The coded article will tell about their joy in obeying the Ten Commandments – excuse me, the “Authorizations Document.” This is a military document that details who are the exceptions that are allowed to leave or enter Gaza. Because the rule is that the Gaza Strip is a camp for life prisoners. So the force majeure requires eight months to answer that there is no criterion that allows the pharmacist to leave for a critical exam. So it forbids a sick woman from visiting her family. Obedience is the sublime expression of patriotism.

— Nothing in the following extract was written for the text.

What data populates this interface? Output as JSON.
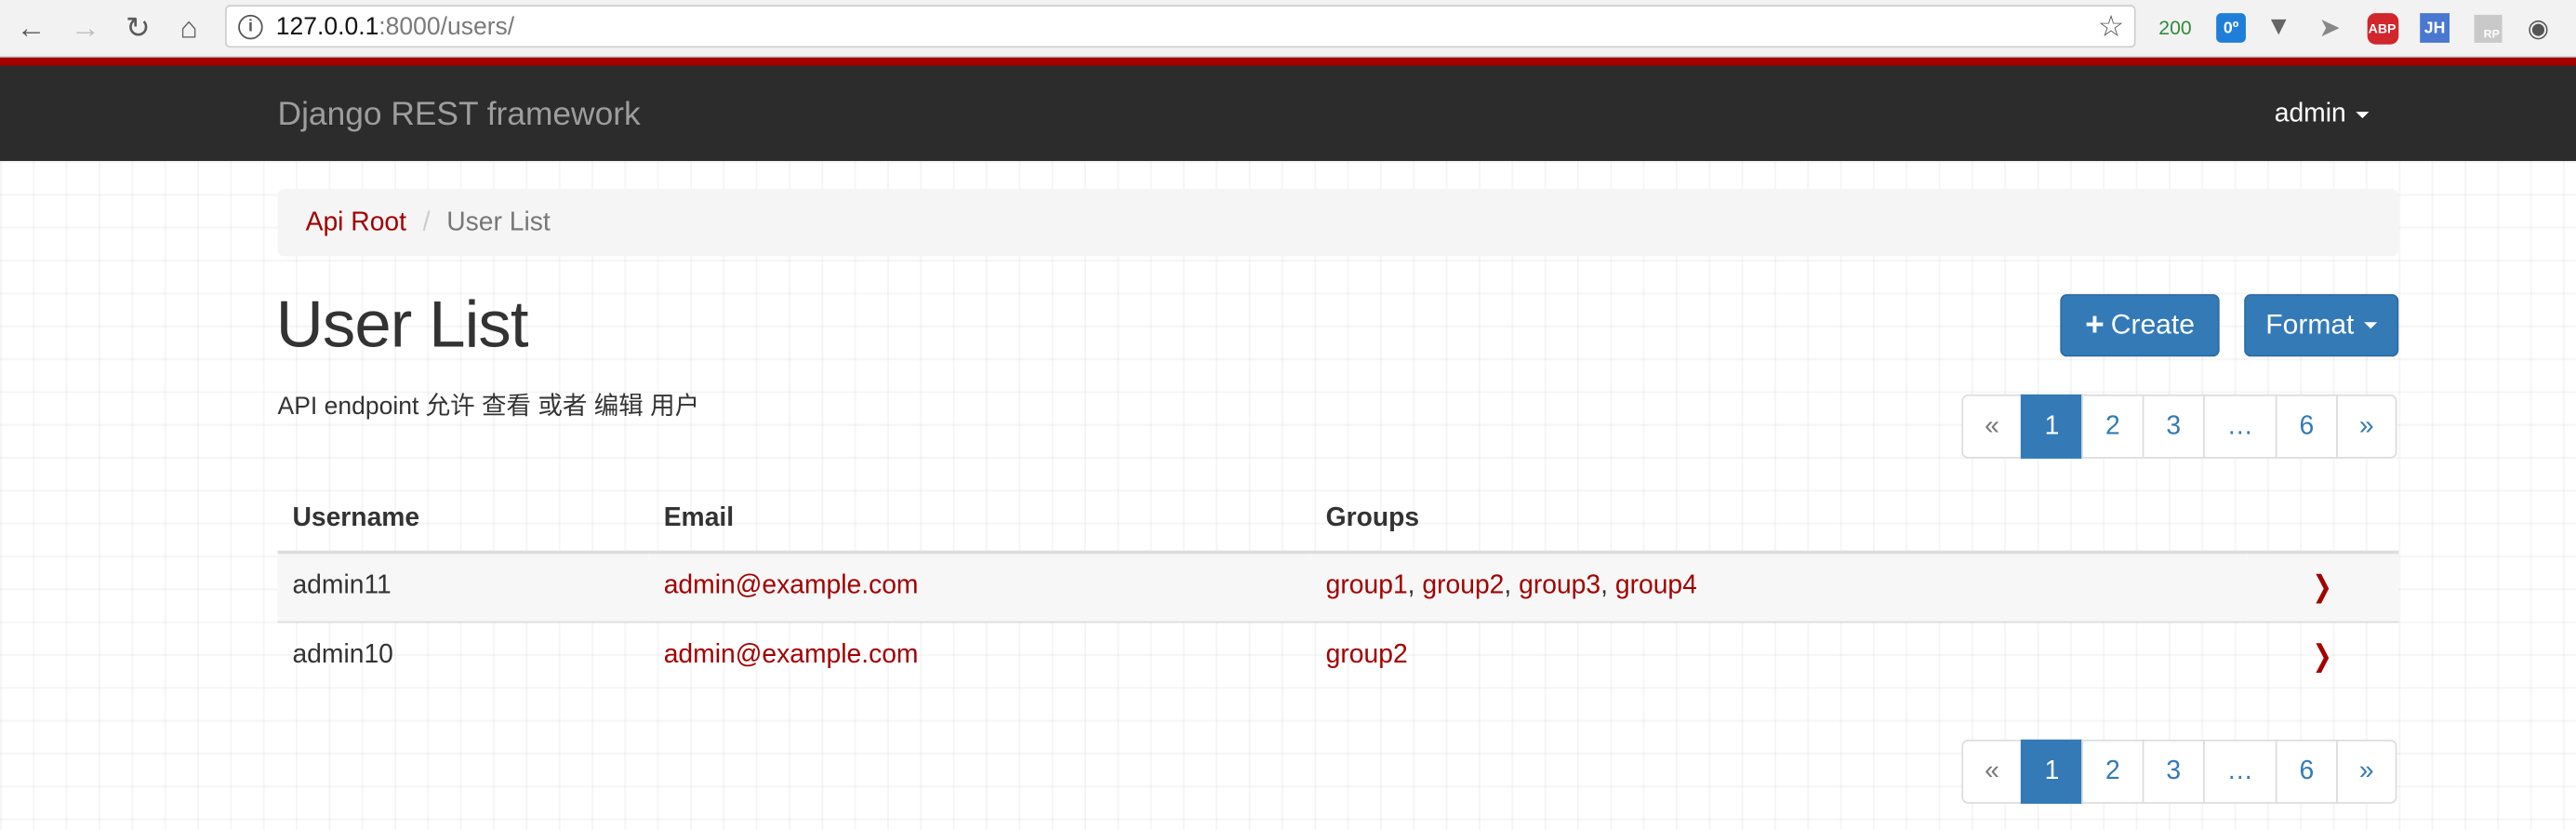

Returning to the unconcealed report: The Be’er Sheva District Court heard Amira’s case two days ago. The representatives of the government, attorneys Zohar Barel and Orit Kartz, defended the DCO’s position that having an exam to take does not meet the criteria. Judge Yael Raz-Levi instructed Gisha to submit documents to support the claim about the exam’s importance to the pharmacist, who will be allowed to submit a third request for an exit permit for October. And Wednesday the High Court of Justice will weigh in on the question of whether a sick woman is allowed a final parting from her family.